1. SharePoint

SharePoint 2010 is the best thing that is ever likely to happen to a corporate intranet. Whilst your blood pressure comes back down let me quickly say I am not suggesting for a moment that all intranets should be migrated to SharePoint. The sob stories I hear about being told to use SharePoint are boring me.

The fundamental problem is that intranet managers seem ill prepared to have an informed discussion with the IT department about the value (or lack of it) in implementing SharePoint for the intranet. I sense that few intranet managers have tracked the development of SharePoint since mid-2007, and have also paid little attention to the very wide range of technology options available to support content management, search, document management and collaboration.

Hopefully the arrival of SharePoint will force intranet teams to have a well-defined vision for the intranet, to the benefit of IT as well as intranet users.

2. Enterprise Mobility

Every day I come across case studies of how the provision of mobile access to enterprise information is transforming the way companies conduct business. At present it is all pilot trials at 3G speeds, but next year will come 4G/Wi-Max networks offering 100Mbs access.

Making a business case for mobile access is very easy indeed, and before long the CEO is going to want to know why the competitive position of the company is being eroded because the intranet is still in the dark ages. It is not a function of how many “nomads” you have in your company; rather it is a function of the revenue and customer satisfaction they generate. It will certainly be more than the intranet.

The challenges are significant, and may mean a change to the information architecture of the intranet, adding in better search functionality and finding ways to facilitate collaboration outside of the nice warm walls of the office building. Just carrying out user research on your nomads would be a good start, as well as making friends with the business intelligence team because they will probably be well ahead of you in terms if vision and planning.

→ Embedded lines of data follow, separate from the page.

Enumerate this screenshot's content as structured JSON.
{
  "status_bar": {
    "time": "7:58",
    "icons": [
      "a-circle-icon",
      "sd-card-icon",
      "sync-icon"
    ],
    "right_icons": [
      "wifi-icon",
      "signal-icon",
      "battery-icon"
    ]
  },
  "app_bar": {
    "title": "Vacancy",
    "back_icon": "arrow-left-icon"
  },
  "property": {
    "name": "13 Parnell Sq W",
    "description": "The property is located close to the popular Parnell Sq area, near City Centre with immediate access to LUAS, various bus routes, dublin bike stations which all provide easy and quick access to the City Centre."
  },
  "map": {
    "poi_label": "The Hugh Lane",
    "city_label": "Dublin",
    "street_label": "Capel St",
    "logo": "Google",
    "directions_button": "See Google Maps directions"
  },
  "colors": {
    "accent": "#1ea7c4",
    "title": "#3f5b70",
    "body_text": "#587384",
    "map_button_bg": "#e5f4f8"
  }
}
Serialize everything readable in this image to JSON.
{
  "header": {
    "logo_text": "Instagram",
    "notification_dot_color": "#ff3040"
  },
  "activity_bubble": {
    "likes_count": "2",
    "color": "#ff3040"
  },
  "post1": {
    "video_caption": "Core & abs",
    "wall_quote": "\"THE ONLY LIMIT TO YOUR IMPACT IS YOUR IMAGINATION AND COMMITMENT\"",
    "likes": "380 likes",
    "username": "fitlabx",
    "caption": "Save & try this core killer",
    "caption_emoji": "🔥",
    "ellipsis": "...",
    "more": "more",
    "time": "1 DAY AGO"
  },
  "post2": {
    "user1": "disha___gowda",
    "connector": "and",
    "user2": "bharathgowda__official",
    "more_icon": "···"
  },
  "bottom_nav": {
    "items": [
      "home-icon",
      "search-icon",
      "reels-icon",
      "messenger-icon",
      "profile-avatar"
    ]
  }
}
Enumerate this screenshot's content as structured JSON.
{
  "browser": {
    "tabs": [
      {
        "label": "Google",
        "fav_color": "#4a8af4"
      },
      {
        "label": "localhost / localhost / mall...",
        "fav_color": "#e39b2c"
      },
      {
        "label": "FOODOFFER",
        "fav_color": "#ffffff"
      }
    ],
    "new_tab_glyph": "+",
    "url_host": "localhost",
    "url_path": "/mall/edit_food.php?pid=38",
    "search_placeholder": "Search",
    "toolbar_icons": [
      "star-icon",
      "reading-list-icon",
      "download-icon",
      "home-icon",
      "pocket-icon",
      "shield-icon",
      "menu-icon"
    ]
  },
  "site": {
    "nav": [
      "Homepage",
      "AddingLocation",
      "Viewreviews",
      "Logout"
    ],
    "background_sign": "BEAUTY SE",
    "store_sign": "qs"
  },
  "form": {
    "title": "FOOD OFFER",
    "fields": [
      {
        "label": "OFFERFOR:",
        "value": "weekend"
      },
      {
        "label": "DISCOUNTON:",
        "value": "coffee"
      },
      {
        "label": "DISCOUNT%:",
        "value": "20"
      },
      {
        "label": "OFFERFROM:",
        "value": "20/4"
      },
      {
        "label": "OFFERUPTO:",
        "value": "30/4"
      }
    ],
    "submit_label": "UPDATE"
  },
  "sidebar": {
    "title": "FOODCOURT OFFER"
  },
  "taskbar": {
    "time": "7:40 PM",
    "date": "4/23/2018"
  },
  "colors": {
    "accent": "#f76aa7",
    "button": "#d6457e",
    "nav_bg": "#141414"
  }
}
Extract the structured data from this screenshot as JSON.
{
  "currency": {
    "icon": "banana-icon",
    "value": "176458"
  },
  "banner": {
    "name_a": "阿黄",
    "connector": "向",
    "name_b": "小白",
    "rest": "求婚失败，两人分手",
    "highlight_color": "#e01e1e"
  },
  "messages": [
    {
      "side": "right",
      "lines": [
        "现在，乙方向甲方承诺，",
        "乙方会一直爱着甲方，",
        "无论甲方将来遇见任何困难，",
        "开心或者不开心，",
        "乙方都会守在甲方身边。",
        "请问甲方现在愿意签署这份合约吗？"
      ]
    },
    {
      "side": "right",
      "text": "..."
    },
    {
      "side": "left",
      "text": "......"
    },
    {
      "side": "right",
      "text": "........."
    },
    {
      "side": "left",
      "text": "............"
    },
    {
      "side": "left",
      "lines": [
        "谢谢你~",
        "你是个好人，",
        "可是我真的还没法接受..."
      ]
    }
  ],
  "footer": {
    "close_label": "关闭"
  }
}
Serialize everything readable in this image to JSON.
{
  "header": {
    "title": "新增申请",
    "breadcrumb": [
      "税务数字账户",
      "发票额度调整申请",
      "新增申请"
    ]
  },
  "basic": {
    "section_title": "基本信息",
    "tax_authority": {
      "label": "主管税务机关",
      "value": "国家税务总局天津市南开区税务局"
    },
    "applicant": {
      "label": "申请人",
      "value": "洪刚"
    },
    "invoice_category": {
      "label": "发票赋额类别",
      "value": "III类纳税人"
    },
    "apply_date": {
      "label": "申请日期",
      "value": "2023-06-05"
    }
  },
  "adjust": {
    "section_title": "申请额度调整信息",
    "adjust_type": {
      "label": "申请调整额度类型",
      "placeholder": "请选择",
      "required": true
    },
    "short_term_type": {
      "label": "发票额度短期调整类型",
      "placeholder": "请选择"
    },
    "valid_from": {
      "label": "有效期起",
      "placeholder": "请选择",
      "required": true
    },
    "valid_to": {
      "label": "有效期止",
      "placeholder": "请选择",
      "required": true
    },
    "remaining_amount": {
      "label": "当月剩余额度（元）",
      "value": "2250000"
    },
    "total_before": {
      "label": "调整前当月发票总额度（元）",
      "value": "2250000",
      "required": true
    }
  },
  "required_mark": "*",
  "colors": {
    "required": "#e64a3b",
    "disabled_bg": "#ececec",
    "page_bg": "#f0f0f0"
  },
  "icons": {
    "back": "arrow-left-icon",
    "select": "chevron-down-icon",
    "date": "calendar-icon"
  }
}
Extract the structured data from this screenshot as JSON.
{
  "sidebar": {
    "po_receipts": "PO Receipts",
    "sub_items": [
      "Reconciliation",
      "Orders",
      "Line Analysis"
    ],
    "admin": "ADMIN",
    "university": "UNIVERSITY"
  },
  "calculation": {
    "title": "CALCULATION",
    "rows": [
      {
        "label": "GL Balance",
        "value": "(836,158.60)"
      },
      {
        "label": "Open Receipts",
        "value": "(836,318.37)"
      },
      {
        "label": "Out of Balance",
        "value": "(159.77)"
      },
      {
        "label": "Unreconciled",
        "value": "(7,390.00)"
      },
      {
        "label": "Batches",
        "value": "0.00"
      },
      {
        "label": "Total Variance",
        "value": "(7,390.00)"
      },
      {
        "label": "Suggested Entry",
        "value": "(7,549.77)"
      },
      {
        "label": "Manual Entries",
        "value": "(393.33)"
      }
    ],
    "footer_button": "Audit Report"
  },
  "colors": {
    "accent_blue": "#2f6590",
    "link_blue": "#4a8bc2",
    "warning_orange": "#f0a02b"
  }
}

At last intranets have a real chance of having an impact on the bottom line of the company. Ignore this disruption at the risk to your career. There is nowhere to hide when IBM, SAP, Sybase, Apple, Google, Blackberry, etc come knocking on the doors of the C-suite. Make sure you are in the reception suite!

3. Data Privacy

Already this year there have been major breaches of data privacy, such as Sony and Trip Advisor. After many years of ignoring data privacy the US Federal and State authorities are playing catch up to the very tight European Union legislation. Data privacy is not an e-commerce problem. Employees will increasingly start to question just where the personal data they have added to a SharePoint MySite is going to end up.

Getting a new credit card to replace the one that has been hacked is nothing to the challenge of getting a new career because someone looked at your profile on all those wonderful social media tools, checked out the positions you claimed to have held in the company, and decided that they would not be inviting you to send across your cv.

To get a sense of the scale and complexity of the problems that can arise try to get hold of a copy of the Global Data Privacy Handbook 2011 compiled by Baker and McKenzie (www.bakermckenzie.com). This summarizes the data privacy legislation in around 40 countries, taking 400 pages to do so. This is not just an issue for international companies. Just making sure that you are fully compliant with local requirements is just as important. The reason that this is disruptive is that it takes time, effort and education to ensure that all employees know for certain their legal rights are being respected. The fines that the company might face are nothing compared to reputation damage. Start with putting your own name in the search box. Are you happy with what you find out about yourself!

Editor's Note: Also from Martin White: The Importance of Aligning Corporate, Intranet Strategies and a review of his new book: Book Review: Intranet Management Handbook